"Think of the irony of that. Only in America," said the playwright, author, former TV journalist and wife of former Defense Secretary William S. Cohen.
Mrs. Cohen will expand on the race issue as it pertains to the presidential election in Monday's column, but we wanted to first report that she adds yet another title to her name, "Queen Esther, Hadassah," when she marches today in the Purim parade through Washington.
Born with Jewish roots, like her husband, Mrs. Cohen is using the honor of being selected Queen Esther to draw attention to the racism and anti-Semitism that remain so prevalent throughout the world and in this country in particular.
She notes that Queen Esther successfully appealed for Jewish people to be spared from massacre on the 13th day of Adar. Jews celebrated on the 14th day, and the walled city of Jericho rejoiced on the 15th day when the news arrived there. Thus, the three-day observance.
Similarly, Mrs. Cohen pointed out, the 13th, 14th and 15th amendments to the Constitution abolished slavery, granted citizenship to former slaves and gave black men the right to vote.
All of which segues to her latest project, a one-act play titled "Anne and Emmett" that draws historical parallels between the lives of Anne Frank and Emmett Till, teen victims of anti-Semitism and racism. The play has its first U.S. reading at Emerson College in Boston on April 10, during Holocaust Remembrance Month and shortly after the 40th anniversary of the assassination of Martin Luther King.
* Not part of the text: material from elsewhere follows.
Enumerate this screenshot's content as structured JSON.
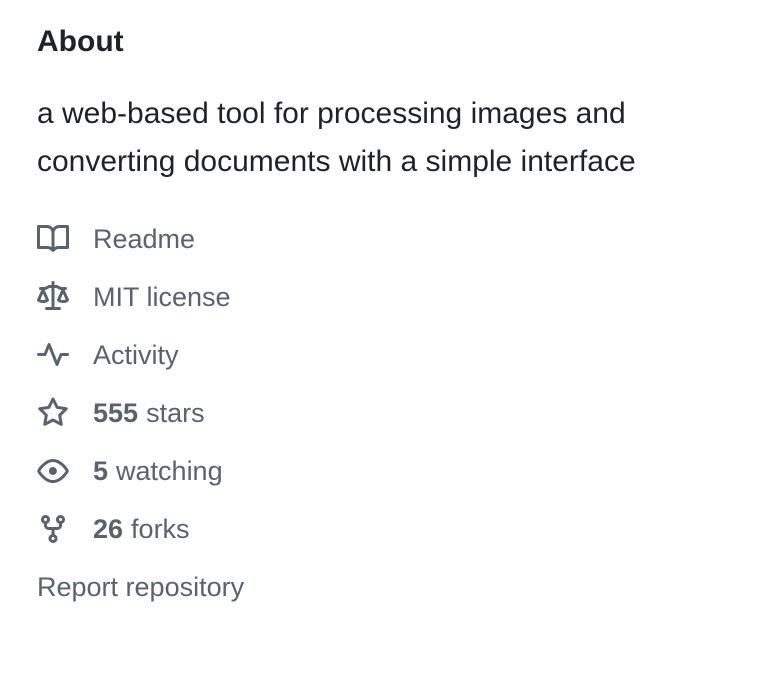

"It's an amazing play, it really came through me," Mrs. Cohen told Inside the Beltway. "With all the recent cases of anti-Semitism, Mel Gibson's derogatory comments, the whole issue of race in America and what is now coming out in the [presidential] campaign, Anne and Emmett couldn't be more timely."Boxers for Barack
Supporters of Barack Obama are coming up with some unique party themes when hosting fundraising events for the Democratic presidential candidate, such as playing "Barack Jeopardy," "Running With Obama," "Wine Tasting With Obama," even "Praying for Obama."
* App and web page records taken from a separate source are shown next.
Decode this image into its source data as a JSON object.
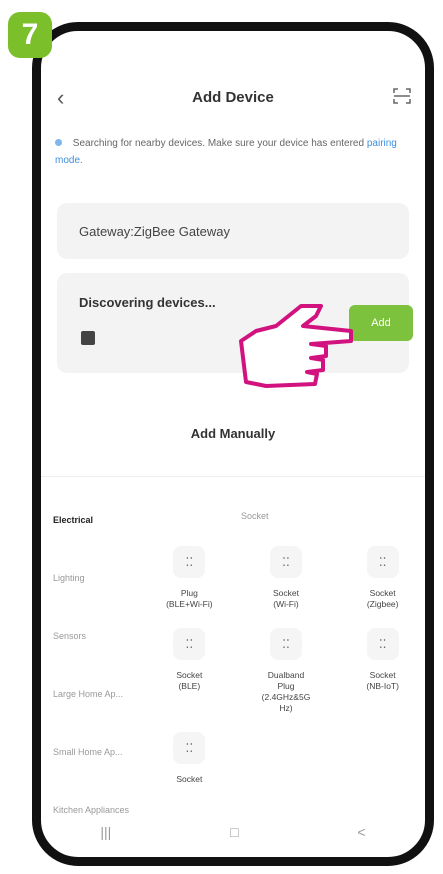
{
  "step_badge": "7",
  "header": {
    "title": "Add Device"
  },
  "hint": {
    "text": "Searching for nearby devices. Make sure your device has entered ",
    "link": "pairing mode."
  },
  "gateway": {
    "label": "Gateway:ZigBee Gateway"
  },
  "discovering": {
    "title": "Discovering devices...",
    "add_label": "Add"
  },
  "add_manually": "Add Manually",
  "sidebar": {
    "items": [
      {
        "label": "Electrical",
        "active": true
      },
      {
        "label": "Lighting"
      },
      {
        "label": "Sensors"
      },
      {
        "label": "Large\nHome Ap..."
      },
      {
        "label": "Small\nHome Ap..."
      },
      {
        "label": "Kitchen\nAppliances"
      }
    ]
  },
  "section_title": "Socket",
  "devices": [
    {
      "label": "Plug\n(BLE+Wi-Fi)"
    },
    {
      "label": "Socket\n(Wi-Fi)"
    },
    {
      "label": "Socket\n(Zigbee)"
    },
    {
      "label": "Socket\n(BLE)"
    },
    {
      "label": "Dualband\nPlug\n(2.4GHz&5G\nHz)"
    },
    {
      "label": "Socket\n(NB-IoT)"
    },
    {
      "label": "Socket"
    }
  ],
  "bottom_nav": {
    "recent": "|||",
    "home": "□",
    "back": "<"
  }
}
Michael Romelotti, a member of the Washington-area boxing community, now is planning a "Boxing for Barack" exhibition — in Clinton, Md., no less — featuring several amateur and professional bouts.
"Washington, D.C., is a hotbed of boxing talent," he notes. "Several professional boxers are current title holders or ranked in the top 10."
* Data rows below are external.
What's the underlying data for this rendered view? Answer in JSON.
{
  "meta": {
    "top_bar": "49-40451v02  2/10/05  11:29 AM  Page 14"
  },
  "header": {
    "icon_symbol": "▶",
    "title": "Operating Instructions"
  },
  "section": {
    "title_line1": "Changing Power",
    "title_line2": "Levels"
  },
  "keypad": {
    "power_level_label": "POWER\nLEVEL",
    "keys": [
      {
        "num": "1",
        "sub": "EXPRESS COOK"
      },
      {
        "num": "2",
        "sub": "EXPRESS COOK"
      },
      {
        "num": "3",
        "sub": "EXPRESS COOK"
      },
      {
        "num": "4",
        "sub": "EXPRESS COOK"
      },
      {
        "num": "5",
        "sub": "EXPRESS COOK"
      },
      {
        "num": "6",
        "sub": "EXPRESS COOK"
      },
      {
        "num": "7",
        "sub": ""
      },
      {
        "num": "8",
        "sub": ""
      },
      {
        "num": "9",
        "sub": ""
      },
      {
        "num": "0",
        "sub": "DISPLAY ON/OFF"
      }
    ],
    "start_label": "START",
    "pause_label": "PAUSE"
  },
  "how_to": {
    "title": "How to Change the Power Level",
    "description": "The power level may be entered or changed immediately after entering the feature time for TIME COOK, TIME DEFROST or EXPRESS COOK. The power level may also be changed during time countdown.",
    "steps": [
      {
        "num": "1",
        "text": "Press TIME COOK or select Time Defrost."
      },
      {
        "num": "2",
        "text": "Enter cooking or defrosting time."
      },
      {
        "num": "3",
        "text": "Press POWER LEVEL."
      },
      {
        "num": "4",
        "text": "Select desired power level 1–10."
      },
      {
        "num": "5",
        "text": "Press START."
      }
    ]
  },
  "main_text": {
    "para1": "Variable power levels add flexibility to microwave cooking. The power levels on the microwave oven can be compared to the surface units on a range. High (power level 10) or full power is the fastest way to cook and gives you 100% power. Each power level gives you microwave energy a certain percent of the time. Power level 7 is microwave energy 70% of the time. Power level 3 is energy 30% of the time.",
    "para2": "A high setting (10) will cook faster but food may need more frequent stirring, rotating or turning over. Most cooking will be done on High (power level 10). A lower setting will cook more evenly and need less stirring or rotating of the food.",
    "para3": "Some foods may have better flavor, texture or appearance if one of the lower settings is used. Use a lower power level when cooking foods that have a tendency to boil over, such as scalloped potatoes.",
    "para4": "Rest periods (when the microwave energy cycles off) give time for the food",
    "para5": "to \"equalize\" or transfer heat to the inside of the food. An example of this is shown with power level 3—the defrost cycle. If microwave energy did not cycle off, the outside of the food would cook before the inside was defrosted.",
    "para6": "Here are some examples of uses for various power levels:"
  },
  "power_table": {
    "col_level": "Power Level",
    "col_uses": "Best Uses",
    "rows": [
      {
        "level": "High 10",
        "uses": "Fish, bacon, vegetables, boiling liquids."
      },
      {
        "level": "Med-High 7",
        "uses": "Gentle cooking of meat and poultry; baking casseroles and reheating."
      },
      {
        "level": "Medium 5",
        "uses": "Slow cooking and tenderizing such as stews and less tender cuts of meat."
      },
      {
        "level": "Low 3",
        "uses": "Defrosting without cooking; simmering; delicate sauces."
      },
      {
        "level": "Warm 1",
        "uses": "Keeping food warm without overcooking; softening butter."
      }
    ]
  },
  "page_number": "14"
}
Extend congratulations to Christopher Hunsberger of the Four Seasons Hotel in Georgetown for winning the Stars of the Industry Awards' "Outstanding General Manager of the Year" honors.
Mr. Hunsberger has been the Washington general manager for more than eight years, also serving as regional vice president for the luxury hotel property.
Opening our mailbag we find readers commenting on the Democratic infighting, particularly after the Hillary Rodham Clinton campaign accused the Barack Obama campaign of voting irregularities in Texas — from locking Mrs. Clinton's supporters out of caucus sites to filling out precinct convention sign-in sheets during the day and submitting them as completed vote totals.
Meanwhile, hours after we posted our "Trace your roots" item yesterday — observing that the National Archives for the first time is making available online more than 5.2 million records transcribed from original ship manifests of some of the passengers who arrived during the last half of the 19th century at the ports of Boston, New York, Philadelphia, Baltimore and New Orleans — we received this note from Joe Brouwer of Bainbridge Island, Wash.:
"Thank you so much for the heads up on the Web site. Manifest No.'s 4, 5 and 6 — Grampa, Grandma and my Aunt Wijtska. As I looked at my family, I started looking down the list noticing families and individuals from different countries, pondering on that moment, their past and future. Very touching indeed."